### [STUDY MATERIAL]
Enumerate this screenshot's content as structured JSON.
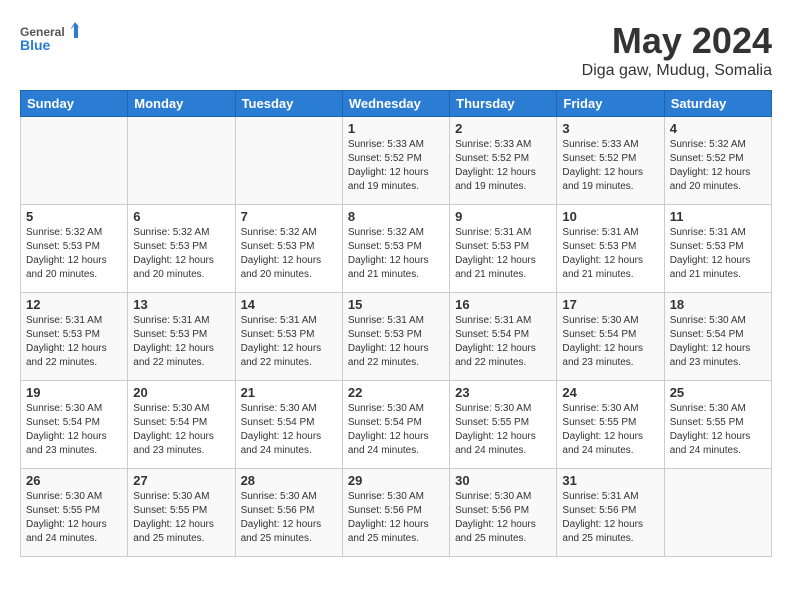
{
  "header": {
    "logo_line1": "General",
    "logo_line2": "Blue",
    "title": "May 2024",
    "subtitle": "Diga gaw, Mudug, Somalia"
  },
  "days_of_week": [
    "Sunday",
    "Monday",
    "Tuesday",
    "Wednesday",
    "Thursday",
    "Friday",
    "Saturday"
  ],
  "weeks": [
    [
      {
        "day": "",
        "info": ""
      },
      {
        "day": "",
        "info": ""
      },
      {
        "day": "",
        "info": ""
      },
      {
        "day": "1",
        "info": "Sunrise: 5:33 AM\nSunset: 5:52 PM\nDaylight: 12 hours\nand 19 minutes."
      },
      {
        "day": "2",
        "info": "Sunrise: 5:33 AM\nSunset: 5:52 PM\nDaylight: 12 hours\nand 19 minutes."
      },
      {
        "day": "3",
        "info": "Sunrise: 5:33 AM\nSunset: 5:52 PM\nDaylight: 12 hours\nand 19 minutes."
      },
      {
        "day": "4",
        "info": "Sunrise: 5:32 AM\nSunset: 5:52 PM\nDaylight: 12 hours\nand 20 minutes."
      }
    ],
    [
      {
        "day": "5",
        "info": "Sunrise: 5:32 AM\nSunset: 5:53 PM\nDaylight: 12 hours\nand 20 minutes."
      },
      {
        "day": "6",
        "info": "Sunrise: 5:32 AM\nSunset: 5:53 PM\nDaylight: 12 hours\nand 20 minutes."
      },
      {
        "day": "7",
        "info": "Sunrise: 5:32 AM\nSunset: 5:53 PM\nDaylight: 12 hours\nand 20 minutes."
      },
      {
        "day": "8",
        "info": "Sunrise: 5:32 AM\nSunset: 5:53 PM\nDaylight: 12 hours\nand 21 minutes."
      },
      {
        "day": "9",
        "info": "Sunrise: 5:31 AM\nSunset: 5:53 PM\nDaylight: 12 hours\nand 21 minutes."
      },
      {
        "day": "10",
        "info": "Sunrise: 5:31 AM\nSunset: 5:53 PM\nDaylight: 12 hours\nand 21 minutes."
      },
      {
        "day": "11",
        "info": "Sunrise: 5:31 AM\nSunset: 5:53 PM\nDaylight: 12 hours\nand 21 minutes."
      }
    ],
    [
      {
        "day": "12",
        "info": "Sunrise: 5:31 AM\nSunset: 5:53 PM\nDaylight: 12 hours\nand 22 minutes."
      },
      {
        "day": "13",
        "info": "Sunrise: 5:31 AM\nSunset: 5:53 PM\nDaylight: 12 hours\nand 22 minutes."
      },
      {
        "day": "14",
        "info": "Sunrise: 5:31 AM\nSunset: 5:53 PM\nDaylight: 12 hours\nand 22 minutes."
      },
      {
        "day": "15",
        "info": "Sunrise: 5:31 AM\nSunset: 5:53 PM\nDaylight: 12 hours\nand 22 minutes."
      },
      {
        "day": "16",
        "info": "Sunrise: 5:31 AM\nSunset: 5:54 PM\nDaylight: 12 hours\nand 22 minutes."
      },
      {
        "day": "17",
        "info": "Sunrise: 5:30 AM\nSunset: 5:54 PM\nDaylight: 12 hours\nand 23 minutes."
      },
      {
        "day": "18",
        "info": "Sunrise: 5:30 AM\nSunset: 5:54 PM\nDaylight: 12 hours\nand 23 minutes."
      }
    ],
    [
      {
        "day": "19",
        "info": "Sunrise: 5:30 AM\nSunset: 5:54 PM\nDaylight: 12 hours\nand 23 minutes."
      },
      {
        "day": "20",
        "info": "Sunrise: 5:30 AM\nSunset: 5:54 PM\nDaylight: 12 hours\nand 23 minutes."
      },
      {
        "day": "21",
        "info": "Sunrise: 5:30 AM\nSunset: 5:54 PM\nDaylight: 12 hours\nand 24 minutes."
      },
      {
        "day": "22",
        "info": "Sunrise: 5:30 AM\nSunset: 5:54 PM\nDaylight: 12 hours\nand 24 minutes."
      },
      {
        "day": "23",
        "info": "Sunrise: 5:30 AM\nSunset: 5:55 PM\nDaylight: 12 hours\nand 24 minutes."
      },
      {
        "day": "24",
        "info": "Sunrise: 5:30 AM\nSunset: 5:55 PM\nDaylight: 12 hours\nand 24 minutes."
      },
      {
        "day": "25",
        "info": "Sunrise: 5:30 AM\nSunset: 5:55 PM\nDaylight: 12 hours\nand 24 minutes."
      }
    ],
    [
      {
        "day": "26",
        "info": "Sunrise: 5:30 AM\nSunset: 5:55 PM\nDaylight: 12 hours\nand 24 minutes."
      },
      {
        "day": "27",
        "info": "Sunrise: 5:30 AM\nSunset: 5:55 PM\nDaylight: 12 hours\nand 25 minutes."
      },
      {
        "day": "28",
        "info": "Sunrise: 5:30 AM\nSunset: 5:56 PM\nDaylight: 12 hours\nand 25 minutes."
      },
      {
        "day": "29",
        "info": "Sunrise: 5:30 AM\nSunset: 5:56 PM\nDaylight: 12 hours\nand 25 minutes."
      },
      {
        "day": "30",
        "info": "Sunrise: 5:30 AM\nSunset: 5:56 PM\nDaylight: 12 hours\nand 25 minutes."
      },
      {
        "day": "31",
        "info": "Sunrise: 5:31 AM\nSunset: 5:56 PM\nDaylight: 12 hours\nand 25 minutes."
      },
      {
        "day": "",
        "info": ""
      }
    ]
  ]
}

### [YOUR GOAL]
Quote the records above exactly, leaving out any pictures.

### [EXERCISE OUTPUT]
Enumerate this screenshot's content as structured JSON.
{
  "header": {
    "logo_line1": "General",
    "logo_line2": "Blue",
    "title": "May 2024",
    "subtitle": "Diga gaw, Mudug, Somalia"
  },
  "days_of_week": [
    "Sunday",
    "Monday",
    "Tuesday",
    "Wednesday",
    "Thursday",
    "Friday",
    "Saturday"
  ],
  "weeks": [
    [
      {
        "day": "",
        "info": ""
      },
      {
        "day": "",
        "info": ""
      },
      {
        "day": "",
        "info": ""
      },
      {
        "day": "1",
        "info": "Sunrise: 5:33 AM\nSunset: 5:52 PM\nDaylight: 12 hours\nand 19 minutes."
      },
      {
        "day": "2",
        "info": "Sunrise: 5:33 AM\nSunset: 5:52 PM\nDaylight: 12 hours\nand 19 minutes."
      },
      {
        "day": "3",
        "info": "Sunrise: 5:33 AM\nSunset: 5:52 PM\nDaylight: 12 hours\nand 19 minutes."
      },
      {
        "day": "4",
        "info": "Sunrise: 5:32 AM\nSunset: 5:52 PM\nDaylight: 12 hours\nand 20 minutes."
      }
    ],
    [
      {
        "day": "5",
        "info": "Sunrise: 5:32 AM\nSunset: 5:53 PM\nDaylight: 12 hours\nand 20 minutes."
      },
      {
        "day": "6",
        "info": "Sunrise: 5:32 AM\nSunset: 5:53 PM\nDaylight: 12 hours\nand 20 minutes."
      },
      {
        "day": "7",
        "info": "Sunrise: 5:32 AM\nSunset: 5:53 PM\nDaylight: 12 hours\nand 20 minutes."
      },
      {
        "day": "8",
        "info": "Sunrise: 5:32 AM\nSunset: 5:53 PM\nDaylight: 12 hours\nand 21 minutes."
      },
      {
        "day": "9",
        "info": "Sunrise: 5:31 AM\nSunset: 5:53 PM\nDaylight: 12 hours\nand 21 minutes."
      },
      {
        "day": "10",
        "info": "Sunrise: 5:31 AM\nSunset: 5:53 PM\nDaylight: 12 hours\nand 21 minutes."
      },
      {
        "day": "11",
        "info": "Sunrise: 5:31 AM\nSunset: 5:53 PM\nDaylight: 12 hours\nand 21 minutes."
      }
    ],
    [
      {
        "day": "12",
        "info": "Sunrise: 5:31 AM\nSunset: 5:53 PM\nDaylight: 12 hours\nand 22 minutes."
      },
      {
        "day": "13",
        "info": "Sunrise: 5:31 AM\nSunset: 5:53 PM\nDaylight: 12 hours\nand 22 minutes."
      },
      {
        "day": "14",
        "info": "Sunrise: 5:31 AM\nSunset: 5:53 PM\nDaylight: 12 hours\nand 22 minutes."
      },
      {
        "day": "15",
        "info": "Sunrise: 5:31 AM\nSunset: 5:53 PM\nDaylight: 12 hours\nand 22 minutes."
      },
      {
        "day": "16",
        "info": "Sunrise: 5:31 AM\nSunset: 5:54 PM\nDaylight: 12 hours\nand 22 minutes."
      },
      {
        "day": "17",
        "info": "Sunrise: 5:30 AM\nSunset: 5:54 PM\nDaylight: 12 hours\nand 23 minutes."
      },
      {
        "day": "18",
        "info": "Sunrise: 5:30 AM\nSunset: 5:54 PM\nDaylight: 12 hours\nand 23 minutes."
      }
    ],
    [
      {
        "day": "19",
        "info": "Sunrise: 5:30 AM\nSunset: 5:54 PM\nDaylight: 12 hours\nand 23 minutes."
      },
      {
        "day": "20",
        "info": "Sunrise: 5:30 AM\nSunset: 5:54 PM\nDaylight: 12 hours\nand 23 minutes."
      },
      {
        "day": "21",
        "info": "Sunrise: 5:30 AM\nSunset: 5:54 PM\nDaylight: 12 hours\nand 24 minutes."
      },
      {
        "day": "22",
        "info": "Sunrise: 5:30 AM\nSunset: 5:54 PM\nDaylight: 12 hours\nand 24 minutes."
      },
      {
        "day": "23",
        "info": "Sunrise: 5:30 AM\nSunset: 5:55 PM\nDaylight: 12 hours\nand 24 minutes."
      },
      {
        "day": "24",
        "info": "Sunrise: 5:30 AM\nSunset: 5:55 PM\nDaylight: 12 hours\nand 24 minutes."
      },
      {
        "day": "25",
        "info": "Sunrise: 5:30 AM\nSunset: 5:55 PM\nDaylight: 12 hours\nand 24 minutes."
      }
    ],
    [
      {
        "day": "26",
        "info": "Sunrise: 5:30 AM\nSunset: 5:55 PM\nDaylight: 12 hours\nand 24 minutes."
      },
      {
        "day": "27",
        "info": "Sunrise: 5:30 AM\nSunset: 5:55 PM\nDaylight: 12 hours\nand 25 minutes."
      },
      {
        "day": "28",
        "info": "Sunrise: 5:30 AM\nSunset: 5:56 PM\nDaylight: 12 hours\nand 25 minutes."
      },
      {
        "day": "29",
        "info": "Sunrise: 5:30 AM\nSunset: 5:56 PM\nDaylight: 12 hours\nand 25 minutes."
      },
      {
        "day": "30",
        "info": "Sunrise: 5:30 AM\nSunset: 5:56 PM\nDaylight: 12 hours\nand 25 minutes."
      },
      {
        "day": "31",
        "info": "Sunrise: 5:31 AM\nSunset: 5:56 PM\nDaylight: 12 hours\nand 25 minutes."
      },
      {
        "day": "",
        "info": ""
      }
    ]
  ]
}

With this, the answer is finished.